Living on the Northshore of Metro New Orleans, there are less than a handful of movie theater options, and it can be rough finding any decent film programming. The local audiences tend to flock around big-star blockbusters and b-star lackluster religious flicks, based on what gets exhibited most frequently. This isn’t to suggest that independent fare is rare - those are more on the safer side - but it does highlight a difference between either side of Lake Ponchartrain, at least when it comes to movie selections.
The further away one gets from Orleans Parish, the further away bold film choices become.
It’s been a nice pie-in-the-sky dream of mine to help program a screening series here on the Northshore, and what better place to do it than the shuttered since Hurricane Katrina theater, The Covington Star.
I pass by the former venue in Downtown Covington often, glimpsing at the dusty but still standing concession counter and the signs on the glass doors asking residents for archival pictures and information to assist in a potential restoration. On that front, nothing new had come about for some time, except for some legal entanglements and minor attempts at putting things together.
Sadly, it seems time waits for no moviegoer, as some renovation will begin soon on the former theater… and a cinema doesn’t appear to be in the works.
According to a nola.com article, plans call to fit into the building an upscale lounge and a “four to six-lane bowling alley,” with the potential for rooftop seating and musical performances. This section of downtown is set to become an “entertainment corridor” of sorts, with the Southern Hotel getting an expansion too.
In two years, the Covington Star may become a bowling alley.
Personally, I don’t have much connection to this past theater other than a general interest in reviving local cinemas and that before Katrina, I had planned on attending a midnight Rocky Horror screening there, and have regretted missing out.
The news is technically good since something will be made of this unused space, and that something will involve a favorite childhood activity of mine. However, it’s still sad to see happen. What could’ve been done with such a theater, is now left to mere imagination.
One more thing: The experience of watching The Take Out Move

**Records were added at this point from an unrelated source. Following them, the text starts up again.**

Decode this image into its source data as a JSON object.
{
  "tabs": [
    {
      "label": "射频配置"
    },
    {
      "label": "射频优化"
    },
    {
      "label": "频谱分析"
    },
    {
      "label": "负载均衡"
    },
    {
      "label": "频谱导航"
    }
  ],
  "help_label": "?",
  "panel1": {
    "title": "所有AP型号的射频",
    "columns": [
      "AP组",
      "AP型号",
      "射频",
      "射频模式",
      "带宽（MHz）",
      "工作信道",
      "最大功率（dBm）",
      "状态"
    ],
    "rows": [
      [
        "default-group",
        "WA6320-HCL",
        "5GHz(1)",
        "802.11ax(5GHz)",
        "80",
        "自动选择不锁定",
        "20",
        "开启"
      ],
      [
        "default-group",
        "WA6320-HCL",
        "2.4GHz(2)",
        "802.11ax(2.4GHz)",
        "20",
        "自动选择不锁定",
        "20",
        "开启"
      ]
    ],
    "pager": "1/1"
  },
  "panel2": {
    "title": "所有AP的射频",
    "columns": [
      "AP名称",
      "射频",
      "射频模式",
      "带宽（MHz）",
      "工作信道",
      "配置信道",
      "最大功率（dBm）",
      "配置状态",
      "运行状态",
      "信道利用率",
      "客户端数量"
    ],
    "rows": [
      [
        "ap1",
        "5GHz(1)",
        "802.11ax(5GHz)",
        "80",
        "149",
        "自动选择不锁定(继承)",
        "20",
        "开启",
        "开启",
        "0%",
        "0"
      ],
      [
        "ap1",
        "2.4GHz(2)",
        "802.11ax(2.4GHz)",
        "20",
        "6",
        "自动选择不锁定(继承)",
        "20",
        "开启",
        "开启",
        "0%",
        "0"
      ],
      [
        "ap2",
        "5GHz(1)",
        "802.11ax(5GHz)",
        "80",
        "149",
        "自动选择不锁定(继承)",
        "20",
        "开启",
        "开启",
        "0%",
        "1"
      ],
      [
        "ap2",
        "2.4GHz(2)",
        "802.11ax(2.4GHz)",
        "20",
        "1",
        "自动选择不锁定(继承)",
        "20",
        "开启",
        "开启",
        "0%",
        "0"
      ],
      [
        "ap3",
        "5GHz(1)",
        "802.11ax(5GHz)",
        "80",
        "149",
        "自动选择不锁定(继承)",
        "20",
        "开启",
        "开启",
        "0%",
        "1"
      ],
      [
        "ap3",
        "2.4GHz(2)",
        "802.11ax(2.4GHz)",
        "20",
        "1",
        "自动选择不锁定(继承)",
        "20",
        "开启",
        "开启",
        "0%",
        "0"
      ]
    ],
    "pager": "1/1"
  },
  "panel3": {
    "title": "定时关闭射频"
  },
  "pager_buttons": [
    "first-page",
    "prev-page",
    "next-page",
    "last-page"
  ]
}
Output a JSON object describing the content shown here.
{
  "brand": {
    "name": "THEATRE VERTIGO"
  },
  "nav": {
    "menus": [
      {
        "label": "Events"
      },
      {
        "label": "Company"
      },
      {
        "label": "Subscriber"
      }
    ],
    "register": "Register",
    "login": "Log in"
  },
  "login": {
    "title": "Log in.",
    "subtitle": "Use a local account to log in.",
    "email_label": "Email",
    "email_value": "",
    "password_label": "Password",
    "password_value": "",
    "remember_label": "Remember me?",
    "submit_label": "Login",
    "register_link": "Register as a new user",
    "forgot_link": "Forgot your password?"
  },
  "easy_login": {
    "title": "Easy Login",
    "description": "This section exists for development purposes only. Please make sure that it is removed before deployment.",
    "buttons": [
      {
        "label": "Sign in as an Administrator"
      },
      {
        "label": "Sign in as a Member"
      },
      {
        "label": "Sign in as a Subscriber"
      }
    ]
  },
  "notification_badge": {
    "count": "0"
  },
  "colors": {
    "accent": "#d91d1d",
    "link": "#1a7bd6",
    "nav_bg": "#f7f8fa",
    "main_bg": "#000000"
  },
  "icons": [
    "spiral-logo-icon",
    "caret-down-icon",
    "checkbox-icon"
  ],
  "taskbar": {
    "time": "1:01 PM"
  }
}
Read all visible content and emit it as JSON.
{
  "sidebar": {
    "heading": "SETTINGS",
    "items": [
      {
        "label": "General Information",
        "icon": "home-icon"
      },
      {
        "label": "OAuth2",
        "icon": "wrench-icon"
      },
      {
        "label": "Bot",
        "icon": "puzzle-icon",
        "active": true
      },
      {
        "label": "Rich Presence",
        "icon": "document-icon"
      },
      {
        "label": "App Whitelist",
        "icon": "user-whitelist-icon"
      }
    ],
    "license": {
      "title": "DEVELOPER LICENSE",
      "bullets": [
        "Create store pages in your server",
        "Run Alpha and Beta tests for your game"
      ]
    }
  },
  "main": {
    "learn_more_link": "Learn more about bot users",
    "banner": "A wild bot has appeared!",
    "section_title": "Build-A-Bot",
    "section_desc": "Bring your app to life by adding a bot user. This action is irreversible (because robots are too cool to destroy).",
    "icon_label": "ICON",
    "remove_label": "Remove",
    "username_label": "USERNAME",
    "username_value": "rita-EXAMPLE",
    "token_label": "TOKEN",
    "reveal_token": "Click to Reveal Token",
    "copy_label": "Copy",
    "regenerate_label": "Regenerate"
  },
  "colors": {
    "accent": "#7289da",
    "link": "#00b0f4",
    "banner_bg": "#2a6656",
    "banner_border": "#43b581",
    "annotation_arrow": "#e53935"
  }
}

When a micro-budget movie comes off as looking and feeling like a mid-lower-budget film, there’s some unexpected and very appreciated talent at play. The Take Out Move, directed by Andrew Simonian, cost around $3,500 to make, and, from observing the minor concept, the one setting, and the very small cast, couldn’t have utilized its budget in a more efficient manner. Still, it’s a challenge to enjoy.
The film, about two young men sent on a mission to “take out” a young woman in many a silly scenario, has the maturity of a polo shirt with a popped collar. Add to that cargo shorts and flip-flops, and the set becomes complete, and the vision is all the grosser. Surely, the jokes could’ve been worse, and the redundancies more apparent, but there’s just too much to cover up with good cinematography and staging.

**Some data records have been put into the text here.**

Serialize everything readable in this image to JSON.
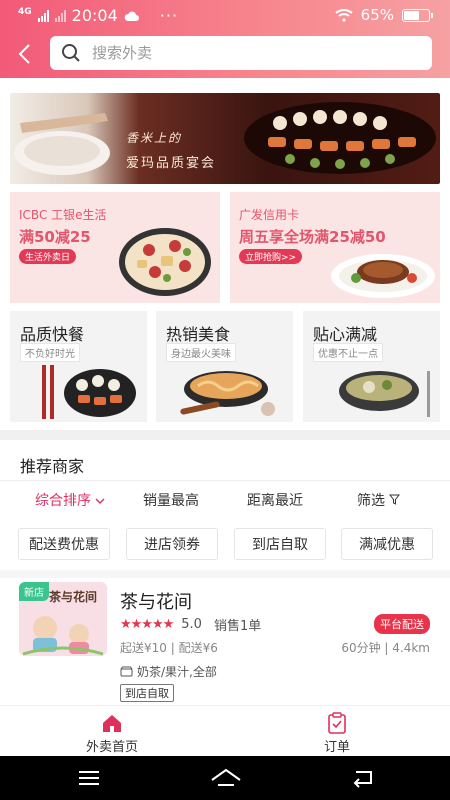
{
  "status_bar": {
    "network": "4G",
    "time": "20:04",
    "dots": "···",
    "battery_pct": "65%",
    "battery_level": 0.65
  },
  "header": {
    "search_placeholder": "搜索外卖"
  },
  "banner": {
    "line1": "香米上的",
    "line2": "爱玛品质宴会"
  },
  "promos": [
    {
      "line1": "ICBC 工银e生活",
      "line2": "满50减25",
      "tag": "生活外卖日"
    },
    {
      "line1": "广发信用卡",
      "line2": "周五享全场满25减50",
      "tag": "立即抢购>>"
    }
  ],
  "categories": [
    {
      "title": "品质快餐",
      "subtitle": "不负好时光"
    },
    {
      "title": "热销美食",
      "subtitle": "身边最火美味"
    },
    {
      "title": "贴心满减",
      "subtitle": "优惠不止一点"
    }
  ],
  "section_title": "推荐商家",
  "sorts": [
    "综合排序",
    "销量最高",
    "距离最近",
    "筛选"
  ],
  "chips": [
    "配送费优惠",
    "进店领券",
    "到店自取",
    "满减优惠"
  ],
  "shop": {
    "badge": "新店",
    "logo_text": "茶与花间",
    "name": "茶与花间",
    "stars": "★★★★★",
    "score": "5.0",
    "sales": "销售1单",
    "platform_tag": "平台配送",
    "fees": "起送¥10 | 配送¥6",
    "eta": "60分钟 | 4.4km",
    "cuisine": "奶茶/果汁,全部",
    "pickup": "到店自取"
  },
  "tabs": [
    {
      "label": "外卖首页"
    },
    {
      "label": "订单"
    }
  ],
  "colors": {
    "accent": "#e8334a",
    "header_gradient_start": "#f25a78",
    "header_gradient_end": "#f6a1a3",
    "active_sort": "#e03060"
  }
}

Yes, The Take Out Move looks really good and has well-timed, well-paced, and well-composed scenes from moment to moment, earning its just barely feature-length duration. And while the few actors are each gung-ho and cutely performing along, the screenplay just reeks of college bro power hour. It’s a story based on a play on words and a set of thematic expectations. Are the two men assassins? Dressed… like they are, I’d say no. What else could “take out” mean?
If this were a thesis film for some course, I’d applaud it. As a directorial debut, I can offer a pat or two on the back. The Take Out Move is a fine effort if exhausting at many a point. But, it’s hard to make a movie. Any movie. Especially to write one, no matter the spark of an idea. This one is thin and wears thinner, but Simonian has the technique and the craft to push through in future filmmaking.
The Take Out Move is now available on-demand.